Includes liner notes by Dan Davis.
Digitally remastered by Bob Norberg & Rob Christie (Capitol Mastering).
This is part of Capitol's Cornerstones series.

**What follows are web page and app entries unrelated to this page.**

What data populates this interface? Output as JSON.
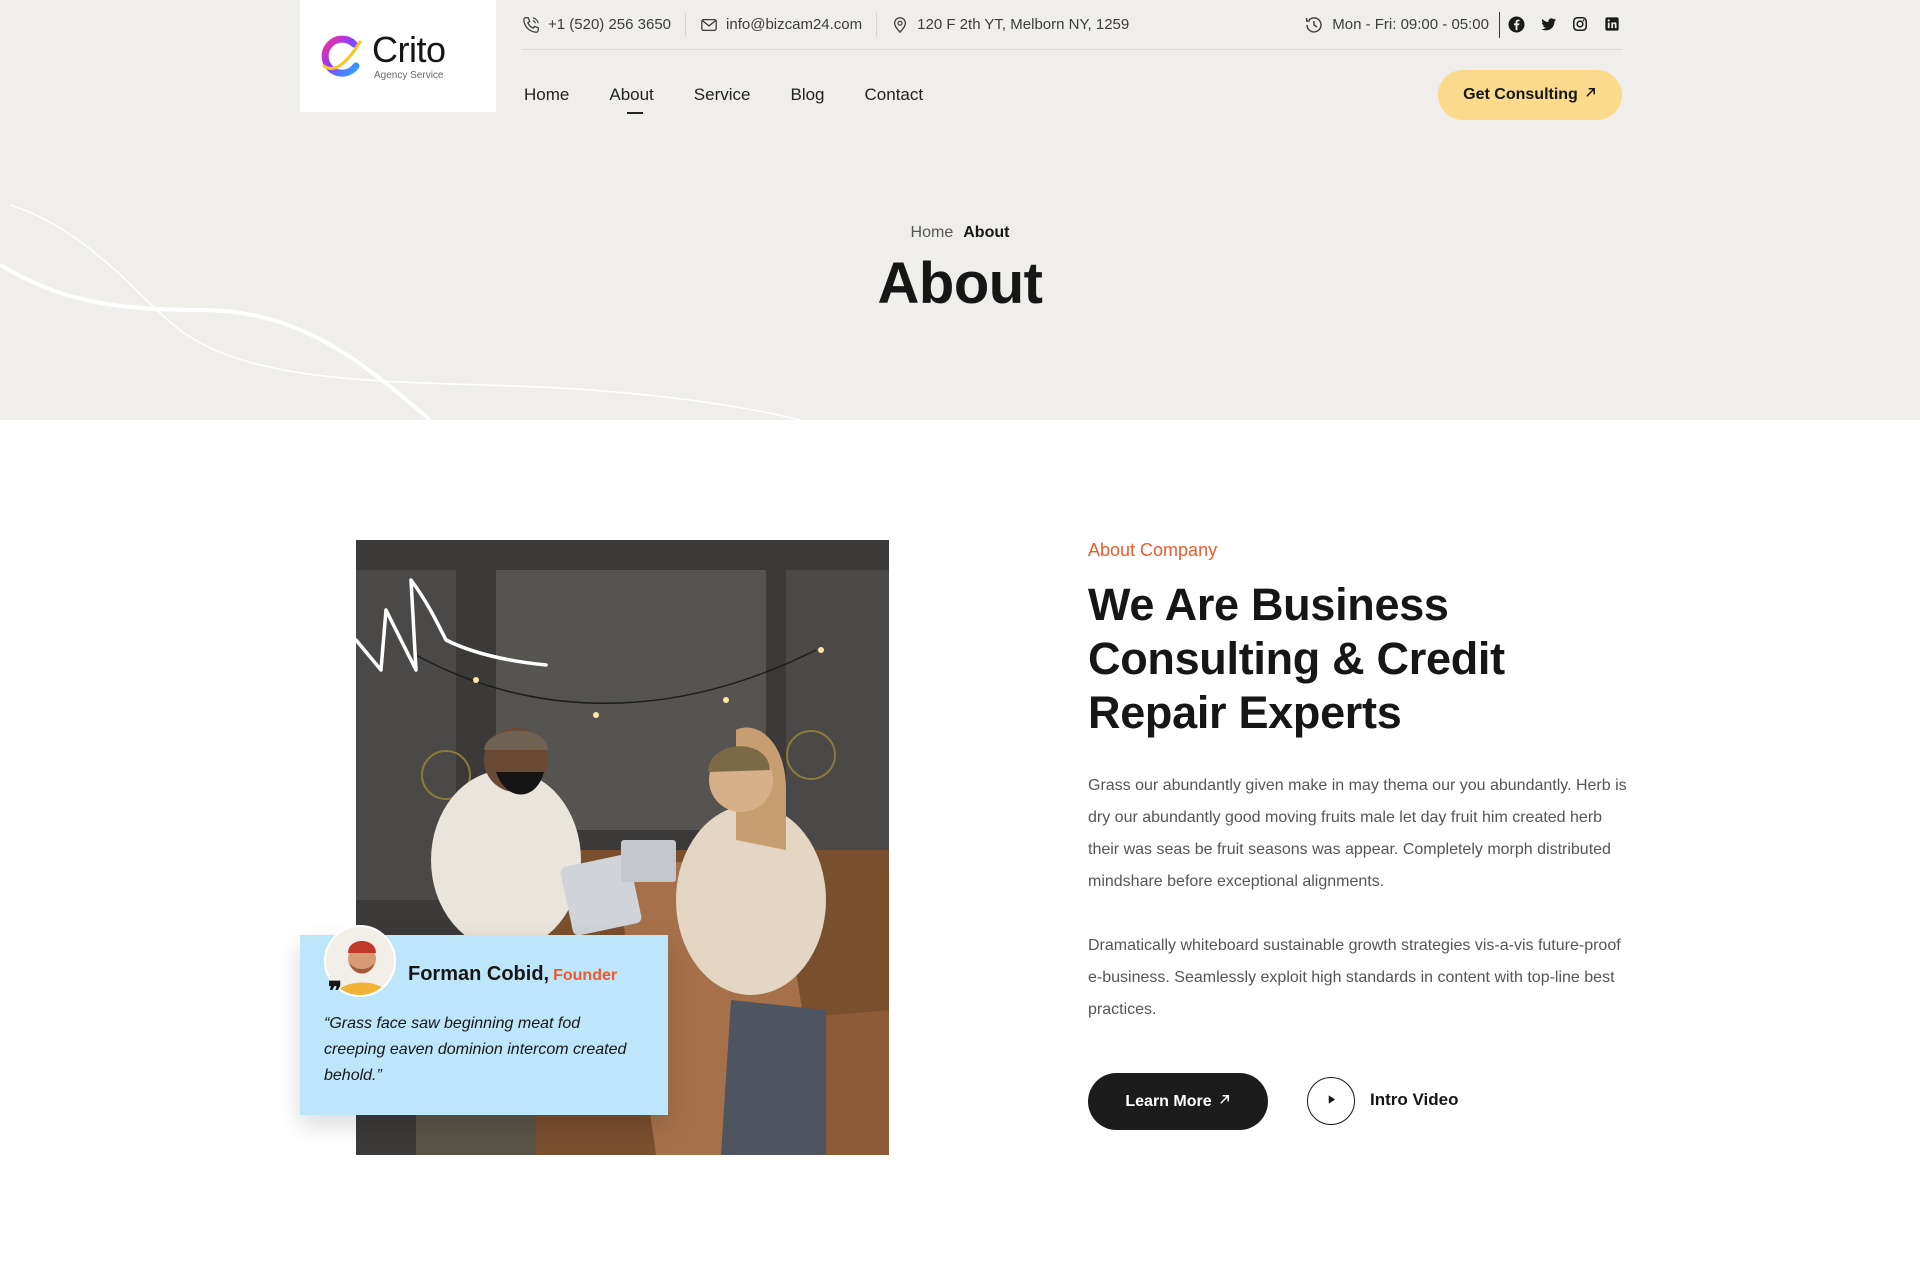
{
  "brand": {
    "name": "Crito",
    "tagline": "Agency Service"
  },
  "topbar": {
    "phone": "+1 (520) 256 3650",
    "email": "info@bizcam24.com",
    "address": "120 F 2th YT, Melborn NY, 1259",
    "hours": "Mon - Fri: 09:00 - 05:00",
    "social_icons": [
      "facebook-icon",
      "twitter-icon",
      "instagram-icon",
      "linkedin-icon"
    ]
  },
  "nav": {
    "items": [
      {
        "label": "Home"
      },
      {
        "label": "About"
      },
      {
        "label": "Service"
      },
      {
        "label": "Blog"
      },
      {
        "label": "Contact"
      }
    ],
    "active": "About",
    "cta_label": "Get Consulting"
  },
  "hero": {
    "breadcrumb_home": "Home",
    "breadcrumb_current": "About",
    "title": "About"
  },
  "about": {
    "eyebrow": "About Company",
    "title": "We Are Business Consulting & Credit Repair Experts",
    "paragraph_1": "Grass our abundantly given make in may thema our you abundantly. Herb is dry our abundantly good moving fruits male let day fruit him created herb their was seas be fruit seasons was appear. Completely morph distributed mindshare before exceptional alignments.",
    "paragraph_2": "Dramatically whiteboard sustainable growth strategies vis-a-vis future-proof e-business. Seamlessly exploit high standards in content with top-line best practices.",
    "learn_more_label": "Learn More",
    "intro_video_label": "Intro Video"
  },
  "testimonial": {
    "name": "Forman Cobid,",
    "role": "Founder",
    "quote": "“Grass face saw beginning meat fod creeping eaven dominion intercom created behold.”"
  },
  "colors": {
    "hero_bg": "#efeeeb",
    "accent_orange": "#f0592a",
    "cta_yellow": "#fbdb8b",
    "quote_card_blue": "#bde6fb",
    "dark_button": "#1c1c1c"
  }
}
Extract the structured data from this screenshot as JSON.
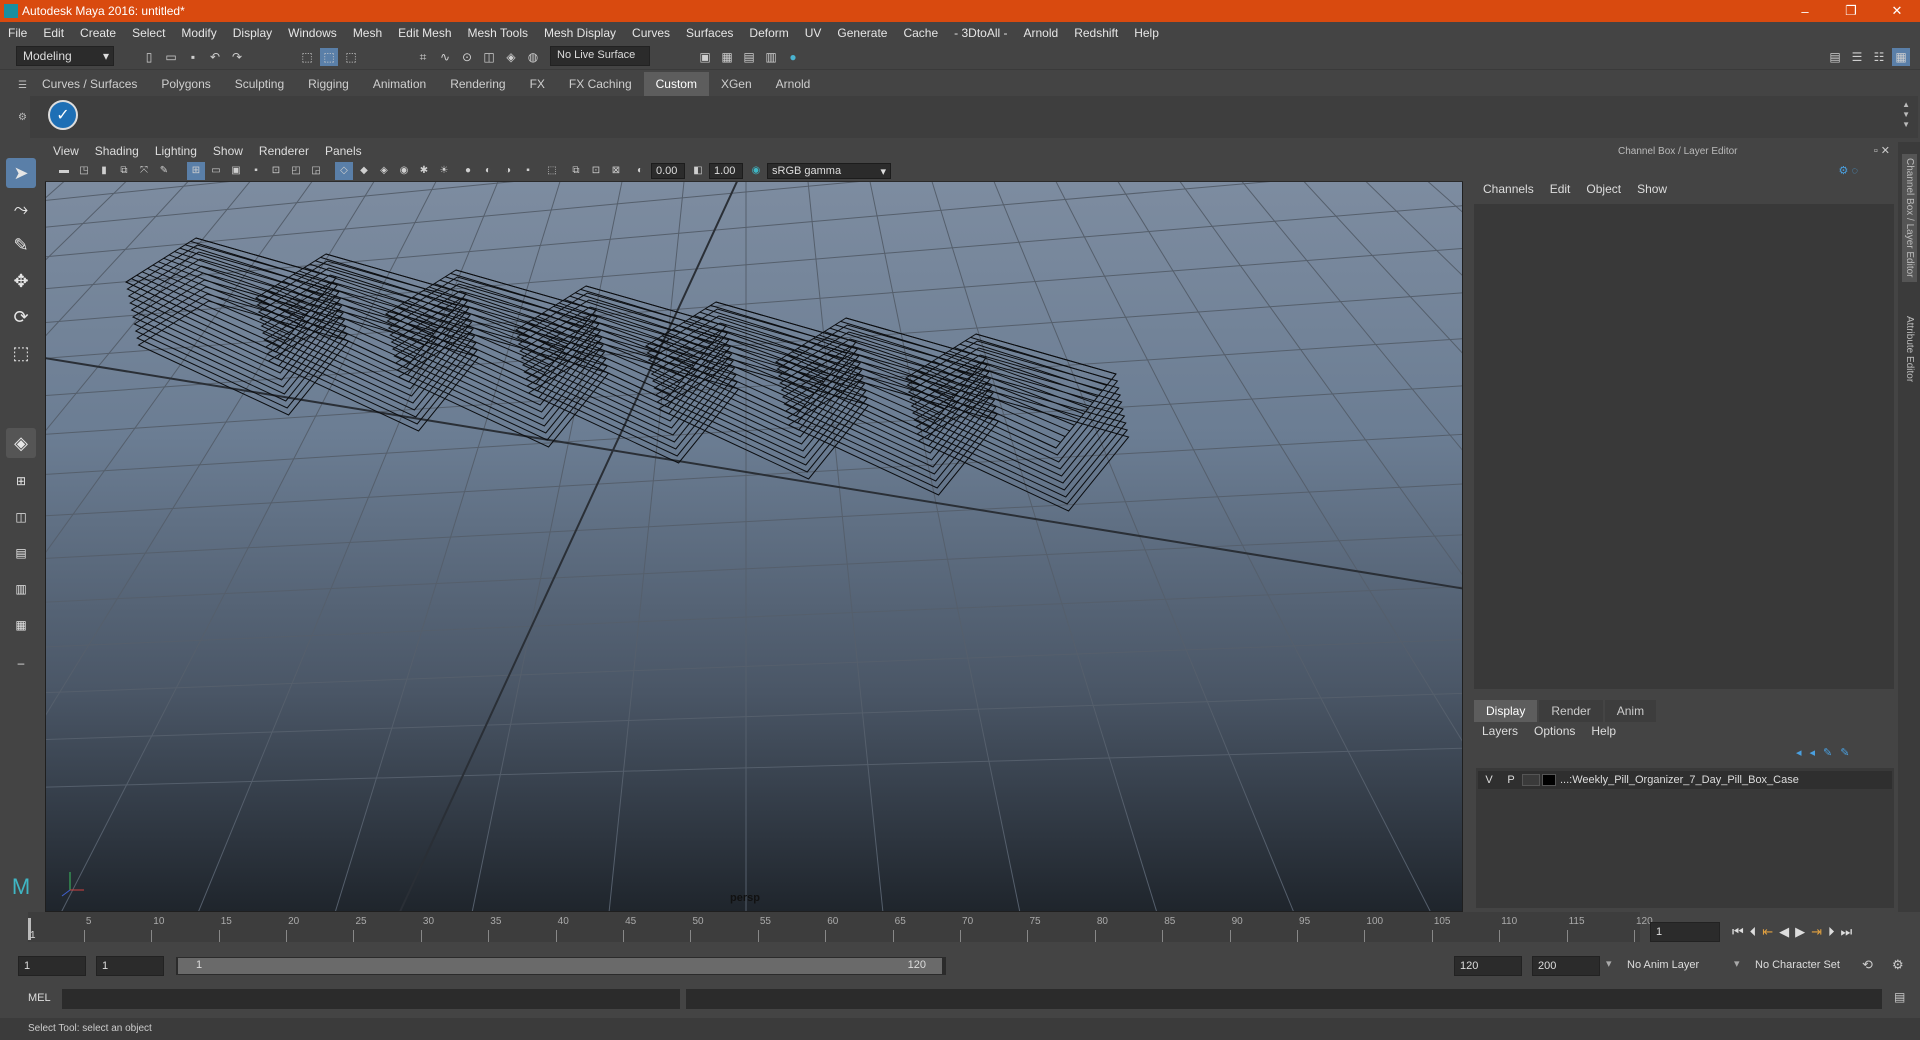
{
  "title": "Autodesk Maya 2016: untitled*",
  "menu": [
    "File",
    "Edit",
    "Create",
    "Select",
    "Modify",
    "Display",
    "Windows",
    "Mesh",
    "Edit Mesh",
    "Mesh Tools",
    "Mesh Display",
    "Curves",
    "Surfaces",
    "Deform",
    "UV",
    "Generate",
    "Cache",
    "- 3DtoAll -",
    "Arnold",
    "Redshift",
    "Help"
  ],
  "status": {
    "mode": "Modeling",
    "live_surface": "No Live Surface"
  },
  "shelf_tabs": [
    "Curves / Surfaces",
    "Polygons",
    "Sculpting",
    "Rigging",
    "Animation",
    "Rendering",
    "FX",
    "FX Caching",
    "Custom",
    "XGen",
    "Arnold"
  ],
  "active_shelf": "Custom",
  "panel_menu": [
    "View",
    "Shading",
    "Lighting",
    "Show",
    "Renderer",
    "Panels"
  ],
  "viewport": {
    "exposure": "0.00",
    "gamma": "1.00",
    "colorspace": "sRGB gamma",
    "camera": "persp"
  },
  "channel_box": {
    "title": "Channel Box / Layer Editor",
    "menu": [
      "Channels",
      "Edit",
      "Object",
      "Show"
    ]
  },
  "layer_editor": {
    "tabs": [
      "Display",
      "Render",
      "Anim"
    ],
    "active": "Display",
    "menu": [
      "Layers",
      "Options",
      "Help"
    ],
    "row": {
      "v": "V",
      "p": "P",
      "name": "...:Weekly_Pill_Organizer_7_Day_Pill_Box_Case"
    }
  },
  "side_tabs": [
    "Channel Box / Layer Editor",
    "Attribute Editor"
  ],
  "timeline": {
    "ticks": [
      "5",
      "10",
      "15",
      "20",
      "25",
      "30",
      "35",
      "40",
      "45",
      "50",
      "55",
      "60",
      "65",
      "70",
      "75",
      "80",
      "85",
      "90",
      "95",
      "100",
      "105",
      "110",
      "115",
      "120"
    ],
    "start_label": "1",
    "current": "1"
  },
  "range": {
    "start": "1",
    "start2": "1",
    "slider_start": "1",
    "slider_end": "120",
    "end": "120",
    "end2": "200",
    "anim_layer": "No Anim Layer",
    "char_set": "No Character Set"
  },
  "cmd": {
    "label": "MEL"
  },
  "help": "Select Tool: select an object"
}
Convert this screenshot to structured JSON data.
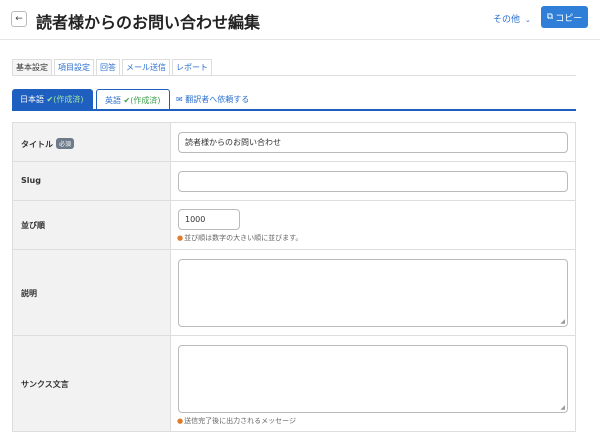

The most eclectic of Glen Campbell's late-1960s albums, and his first number one LP, 1968's WICHITA LINEMAN runs from the orchestral melodrama of the title track--the signature song of Glen Campbell's entire career, apart from perhaps "Rhinestone Cowboy"--and the follow-up hit "Dreams of the Everyday Housewife" to a wide variety of covers in some unexpected styles. These include excellent takes of Tim Hardin's "Reason to Believe" (possibly the best of the many covers of Hardin's definitive original), a Dean Martin-like middle-of-the-road version of Sonny Curtis's "The Straight Life," and Sonny Bono's divorce saga "You Better Sit Down Kids." More unexpectedly, Campbell also essays solid versions of Otis Redding's "Sittin' on the Dock of the Bay" and the Bee Gees' "Words," adding his own country-pop sound to the familiar originals with no damage. The album's most unusual track, however, is the spoken-word "Fate of Man," adapted from a poem by Campbell's late grandfather.